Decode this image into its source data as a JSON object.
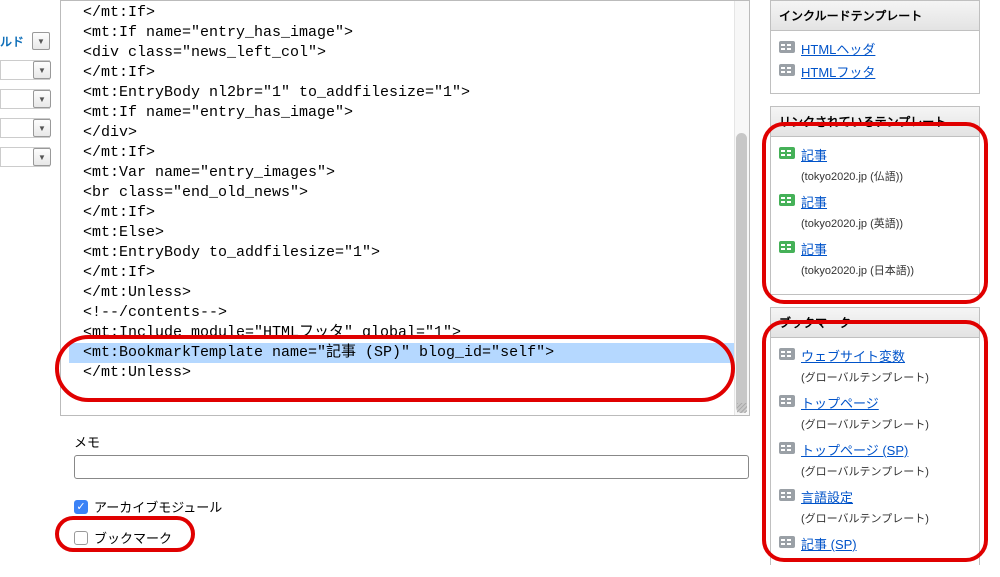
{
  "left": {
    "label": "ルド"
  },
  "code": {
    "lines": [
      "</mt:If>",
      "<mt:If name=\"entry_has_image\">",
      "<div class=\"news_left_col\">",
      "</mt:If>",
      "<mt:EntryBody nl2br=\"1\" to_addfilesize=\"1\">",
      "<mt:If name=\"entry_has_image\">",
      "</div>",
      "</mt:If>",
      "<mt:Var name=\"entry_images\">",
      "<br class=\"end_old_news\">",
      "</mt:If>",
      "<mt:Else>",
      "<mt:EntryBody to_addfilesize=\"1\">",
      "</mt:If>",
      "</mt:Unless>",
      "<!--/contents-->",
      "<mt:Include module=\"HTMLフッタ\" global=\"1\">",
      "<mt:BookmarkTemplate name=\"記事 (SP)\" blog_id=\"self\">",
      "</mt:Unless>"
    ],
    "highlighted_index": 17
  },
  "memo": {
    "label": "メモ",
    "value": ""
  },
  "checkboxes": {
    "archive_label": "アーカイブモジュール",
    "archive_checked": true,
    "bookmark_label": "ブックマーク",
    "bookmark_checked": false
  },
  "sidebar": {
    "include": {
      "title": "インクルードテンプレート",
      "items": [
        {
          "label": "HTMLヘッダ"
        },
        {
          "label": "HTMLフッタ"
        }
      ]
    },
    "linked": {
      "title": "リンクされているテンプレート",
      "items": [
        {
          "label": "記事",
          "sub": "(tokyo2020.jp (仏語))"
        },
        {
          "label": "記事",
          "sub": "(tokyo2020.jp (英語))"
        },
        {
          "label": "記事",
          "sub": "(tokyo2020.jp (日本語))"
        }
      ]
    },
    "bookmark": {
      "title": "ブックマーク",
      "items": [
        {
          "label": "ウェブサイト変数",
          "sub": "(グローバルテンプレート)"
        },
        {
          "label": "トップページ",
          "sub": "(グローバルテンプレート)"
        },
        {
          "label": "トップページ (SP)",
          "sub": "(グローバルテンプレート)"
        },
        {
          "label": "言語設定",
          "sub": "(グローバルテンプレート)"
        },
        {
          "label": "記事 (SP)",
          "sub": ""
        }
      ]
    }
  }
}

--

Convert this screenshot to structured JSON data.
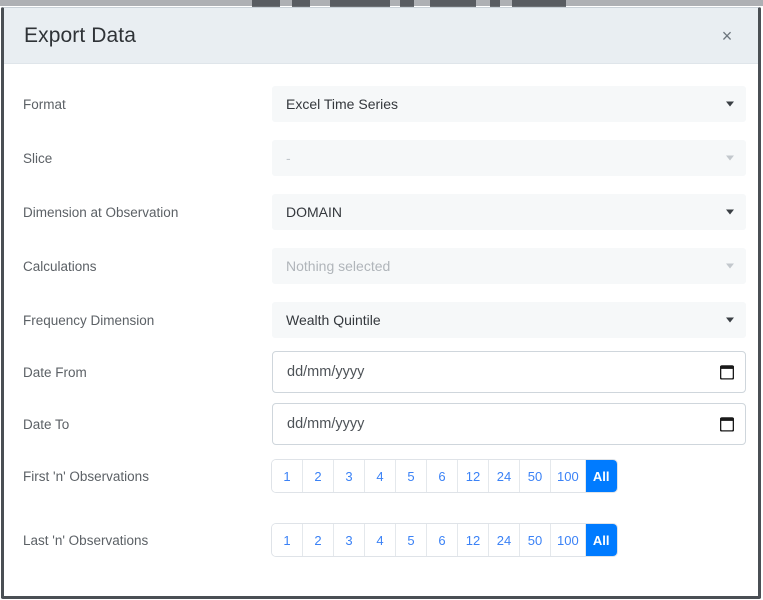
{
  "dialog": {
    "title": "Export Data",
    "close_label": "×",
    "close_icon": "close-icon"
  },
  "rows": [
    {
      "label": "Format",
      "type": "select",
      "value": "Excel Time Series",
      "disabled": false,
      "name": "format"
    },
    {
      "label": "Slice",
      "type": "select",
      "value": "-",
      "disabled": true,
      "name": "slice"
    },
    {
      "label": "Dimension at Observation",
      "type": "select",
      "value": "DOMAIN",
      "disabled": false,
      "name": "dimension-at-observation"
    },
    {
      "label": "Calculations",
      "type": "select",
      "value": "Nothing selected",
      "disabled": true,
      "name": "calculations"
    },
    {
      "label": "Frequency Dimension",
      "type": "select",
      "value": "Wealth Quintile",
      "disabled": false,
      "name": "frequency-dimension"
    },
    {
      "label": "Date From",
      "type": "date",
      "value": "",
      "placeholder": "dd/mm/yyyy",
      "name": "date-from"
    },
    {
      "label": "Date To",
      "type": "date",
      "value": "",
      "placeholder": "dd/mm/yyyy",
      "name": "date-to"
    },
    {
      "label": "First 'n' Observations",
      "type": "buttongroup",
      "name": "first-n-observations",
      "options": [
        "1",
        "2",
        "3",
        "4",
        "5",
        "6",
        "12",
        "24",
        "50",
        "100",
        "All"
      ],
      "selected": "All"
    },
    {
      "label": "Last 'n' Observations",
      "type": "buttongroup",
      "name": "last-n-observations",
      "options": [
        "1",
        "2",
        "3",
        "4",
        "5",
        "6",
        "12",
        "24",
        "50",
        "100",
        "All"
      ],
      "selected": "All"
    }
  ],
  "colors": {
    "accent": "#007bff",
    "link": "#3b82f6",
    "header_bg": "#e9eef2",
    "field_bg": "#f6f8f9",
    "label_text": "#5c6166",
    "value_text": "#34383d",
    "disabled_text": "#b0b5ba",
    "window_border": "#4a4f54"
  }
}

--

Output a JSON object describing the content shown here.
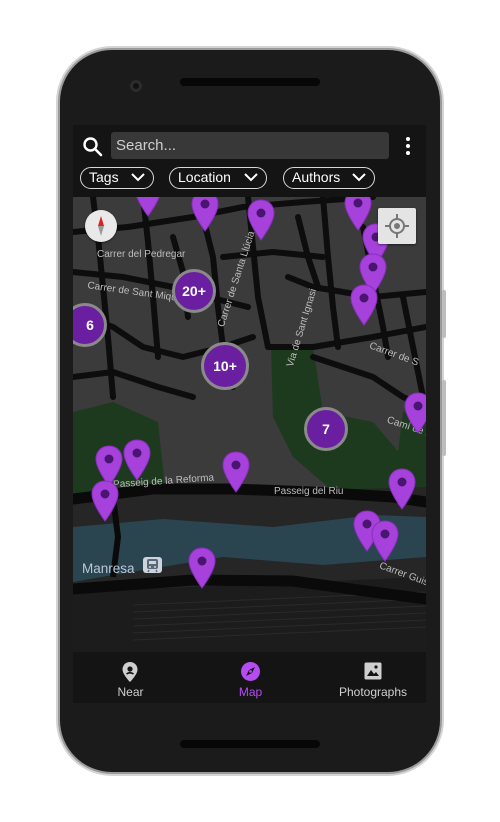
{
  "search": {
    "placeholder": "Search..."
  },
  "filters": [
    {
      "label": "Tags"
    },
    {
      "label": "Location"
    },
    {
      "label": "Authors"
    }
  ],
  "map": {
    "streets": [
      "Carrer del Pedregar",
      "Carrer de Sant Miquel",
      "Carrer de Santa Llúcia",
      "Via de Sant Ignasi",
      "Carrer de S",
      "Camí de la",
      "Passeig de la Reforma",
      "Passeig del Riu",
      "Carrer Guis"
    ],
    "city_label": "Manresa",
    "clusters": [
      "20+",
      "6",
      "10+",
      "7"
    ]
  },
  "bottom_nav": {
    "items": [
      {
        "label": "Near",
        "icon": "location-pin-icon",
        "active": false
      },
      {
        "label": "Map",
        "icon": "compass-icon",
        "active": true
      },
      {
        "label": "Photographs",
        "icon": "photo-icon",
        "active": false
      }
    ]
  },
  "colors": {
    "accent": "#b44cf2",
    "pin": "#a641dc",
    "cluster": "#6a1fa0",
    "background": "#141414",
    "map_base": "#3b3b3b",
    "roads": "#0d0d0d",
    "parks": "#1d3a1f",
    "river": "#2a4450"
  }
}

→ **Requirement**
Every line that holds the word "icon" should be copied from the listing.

→ **Result of this exercise**
    "close_icon": "close-icon"
        "icon": "location-pin-icon",
        "icon": "compass-icon",
        "icon": "photo-icon",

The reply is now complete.